Bloom says the Western Canon was not designed to be a ‘lifetime reading plan’, but it could certainly serve that purpose—at least as far as literature is concerned. An appendix provides a long list of some four hundred books reaching back to the ancient Greeks, but the focus of the book is modern Western conception of literature (1300 onwards). The greater part of the book consists of Bloom examining the particularities and also the links between the writers of a canon within a canon: Dante, Chaucer, Cervantes, Montaigne, Molière, Shakespeare, Milton, Dr Johnson, Goethe, Wordsworth, Austen, Whitman, Dickinson, Dickens, George Eliot, Tolstoy, Ibsen, Freud, Proust, Joyce, Woolf, Kafka, Borges, Neruda, Passoa, and Beckett.
Our time for reading is finite and we need to make selections. Bloom’s notorious objection to the Harry Potter series of books is not so much that it is written badly (though he says it is) but that it lacks the originality to make it worth reading or remembering. Bloom says this is ‘the principal pragmatic function of the Canon: the remembering and ordering of a lifetime’s reading. The greatest authors take over the role of ‘places’ in the Canon’s theater of memory’. He claims his remarkable memory for the written word simply does not function when it comes to what he calls ‘period pieces’—works produced for ideological reasons or which merely record, without originality, a particular time and place.

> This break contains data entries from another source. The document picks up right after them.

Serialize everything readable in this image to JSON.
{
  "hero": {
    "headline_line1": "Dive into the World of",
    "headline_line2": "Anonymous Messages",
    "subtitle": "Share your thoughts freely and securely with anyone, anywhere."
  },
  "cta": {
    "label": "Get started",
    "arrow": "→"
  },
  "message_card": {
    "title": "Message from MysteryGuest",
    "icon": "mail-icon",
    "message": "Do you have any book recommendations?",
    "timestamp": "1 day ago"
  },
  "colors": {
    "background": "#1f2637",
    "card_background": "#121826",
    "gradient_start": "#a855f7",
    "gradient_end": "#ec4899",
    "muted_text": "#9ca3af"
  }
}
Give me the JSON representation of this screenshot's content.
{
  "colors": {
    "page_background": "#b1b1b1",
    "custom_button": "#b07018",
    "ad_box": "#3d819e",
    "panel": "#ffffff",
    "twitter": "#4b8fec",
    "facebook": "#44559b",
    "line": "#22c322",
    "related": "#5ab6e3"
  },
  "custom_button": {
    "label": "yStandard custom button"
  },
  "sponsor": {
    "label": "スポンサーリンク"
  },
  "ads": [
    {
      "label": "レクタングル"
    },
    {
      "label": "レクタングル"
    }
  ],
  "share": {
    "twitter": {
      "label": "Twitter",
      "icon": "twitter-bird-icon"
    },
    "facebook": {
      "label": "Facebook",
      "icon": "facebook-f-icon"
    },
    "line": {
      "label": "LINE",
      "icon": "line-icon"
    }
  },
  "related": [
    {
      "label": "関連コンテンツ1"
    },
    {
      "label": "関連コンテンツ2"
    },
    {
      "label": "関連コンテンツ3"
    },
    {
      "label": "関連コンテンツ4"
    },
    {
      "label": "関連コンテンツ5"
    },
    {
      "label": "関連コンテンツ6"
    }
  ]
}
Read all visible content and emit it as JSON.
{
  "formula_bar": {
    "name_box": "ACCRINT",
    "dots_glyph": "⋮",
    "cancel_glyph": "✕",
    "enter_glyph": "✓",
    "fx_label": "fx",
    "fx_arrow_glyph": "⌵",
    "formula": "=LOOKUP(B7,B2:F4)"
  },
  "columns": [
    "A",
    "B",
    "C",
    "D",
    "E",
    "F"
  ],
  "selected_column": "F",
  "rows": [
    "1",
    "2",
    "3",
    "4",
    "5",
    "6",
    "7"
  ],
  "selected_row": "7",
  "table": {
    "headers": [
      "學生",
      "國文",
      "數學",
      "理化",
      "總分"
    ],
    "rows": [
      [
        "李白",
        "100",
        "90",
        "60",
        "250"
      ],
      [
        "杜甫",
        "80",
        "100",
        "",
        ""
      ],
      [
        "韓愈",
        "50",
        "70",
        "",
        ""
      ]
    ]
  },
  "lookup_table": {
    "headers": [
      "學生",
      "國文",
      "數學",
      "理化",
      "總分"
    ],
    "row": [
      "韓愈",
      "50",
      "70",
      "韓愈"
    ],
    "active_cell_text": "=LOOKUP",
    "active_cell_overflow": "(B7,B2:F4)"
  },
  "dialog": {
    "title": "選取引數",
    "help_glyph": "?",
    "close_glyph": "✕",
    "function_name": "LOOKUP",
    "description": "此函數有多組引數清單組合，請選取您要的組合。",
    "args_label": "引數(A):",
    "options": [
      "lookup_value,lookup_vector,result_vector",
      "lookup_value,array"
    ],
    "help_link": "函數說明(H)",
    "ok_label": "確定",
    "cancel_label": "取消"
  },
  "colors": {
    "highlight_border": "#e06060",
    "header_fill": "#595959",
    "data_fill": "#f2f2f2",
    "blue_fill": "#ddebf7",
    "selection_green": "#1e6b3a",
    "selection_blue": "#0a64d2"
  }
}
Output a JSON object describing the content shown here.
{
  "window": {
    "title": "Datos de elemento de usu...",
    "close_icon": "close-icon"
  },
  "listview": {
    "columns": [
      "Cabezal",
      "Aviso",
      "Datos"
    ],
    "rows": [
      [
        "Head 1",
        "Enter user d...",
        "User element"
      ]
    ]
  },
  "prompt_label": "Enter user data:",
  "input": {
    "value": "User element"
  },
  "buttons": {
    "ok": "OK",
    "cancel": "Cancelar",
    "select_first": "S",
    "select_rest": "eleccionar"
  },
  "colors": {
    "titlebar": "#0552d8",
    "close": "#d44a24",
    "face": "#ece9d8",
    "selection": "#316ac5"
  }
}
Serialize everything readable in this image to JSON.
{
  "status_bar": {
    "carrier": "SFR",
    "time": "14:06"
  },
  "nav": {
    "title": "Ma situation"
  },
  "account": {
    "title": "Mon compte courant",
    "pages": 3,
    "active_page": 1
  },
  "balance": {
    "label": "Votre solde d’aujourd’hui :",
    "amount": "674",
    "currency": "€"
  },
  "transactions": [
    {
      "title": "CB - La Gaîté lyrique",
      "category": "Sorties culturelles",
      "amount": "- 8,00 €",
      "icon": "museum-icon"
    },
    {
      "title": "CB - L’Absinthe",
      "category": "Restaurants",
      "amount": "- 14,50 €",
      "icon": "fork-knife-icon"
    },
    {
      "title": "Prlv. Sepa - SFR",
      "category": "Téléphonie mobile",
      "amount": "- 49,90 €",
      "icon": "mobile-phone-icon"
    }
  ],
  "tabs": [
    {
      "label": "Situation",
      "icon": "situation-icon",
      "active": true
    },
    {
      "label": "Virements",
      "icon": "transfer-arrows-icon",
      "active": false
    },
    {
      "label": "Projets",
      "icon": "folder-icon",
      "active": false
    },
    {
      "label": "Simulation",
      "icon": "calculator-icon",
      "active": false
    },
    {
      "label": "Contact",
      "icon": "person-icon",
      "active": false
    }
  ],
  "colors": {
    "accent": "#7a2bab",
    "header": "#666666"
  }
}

Even the truly time-poor can still sample the Canon. A short story of Borges or an essay by Montaigne can be read on the 7:10 train between Frankston and Flinders Street Station, or Tolstoy’s Death of Ivan Ilich on the holiday flight to Phuket. This addresses the chicken and egg problem of Bloom’s Canon—the criticism does not make much sense until one has read the author’s work, but sometimes the criticism is a vital aid to making sense of the book (sometimes but not always: War and Peace is long, but can be read first simply as a ripping yarn). Sample, refer back, then expand the selection.
At the heart of Bloom’s project is what he calls his ‘addiction’, the love of reading for its own sake. It is a sign of our illiberal age that even this necessarily solitary pastime must be defended, in the sense that Isaiah Berlin had to defend ‘freedom from’ alongside the traditional ‘freedom to’. What we read should not be reduced to a political act, the stance that unites the various forms of the ‘School of Resentment’ (defined here by Bloom as Feminists, Marxists, Lacanians, New Historicists, Deconstructionists, and Semioticians):
The idea that you benefit the insulted and injured by reading someone of their own origins rather than reading Shakespeare is one of the oddest illusions ever promoted by or in our schools.
For liberals who are interested in political action, the understanding that Bloom brings is an essential support in the debates that rage. It is all very well to lampoon and/or deride the absurdities of our universities’ schools of ‘cultural studies’, but the Bloom critique strikes much harder through the particular examples he gives of how the ideological readings fail:
Shakespeare’s eminence is, I am certain, the rock upon which the School of Resentment must at last founder.
Unless liberals can mount a cogent defence of canonical literature then very soon even its last traces will indeed be ‘thrown out’ of academe. In such a case perhaps our best hope is that the Western Canon will be passed from hand to hand amongst undergraduates like some kind of ‘samizdat’ pamphlet, and its conclusions picked up in informal book clubs around the nation.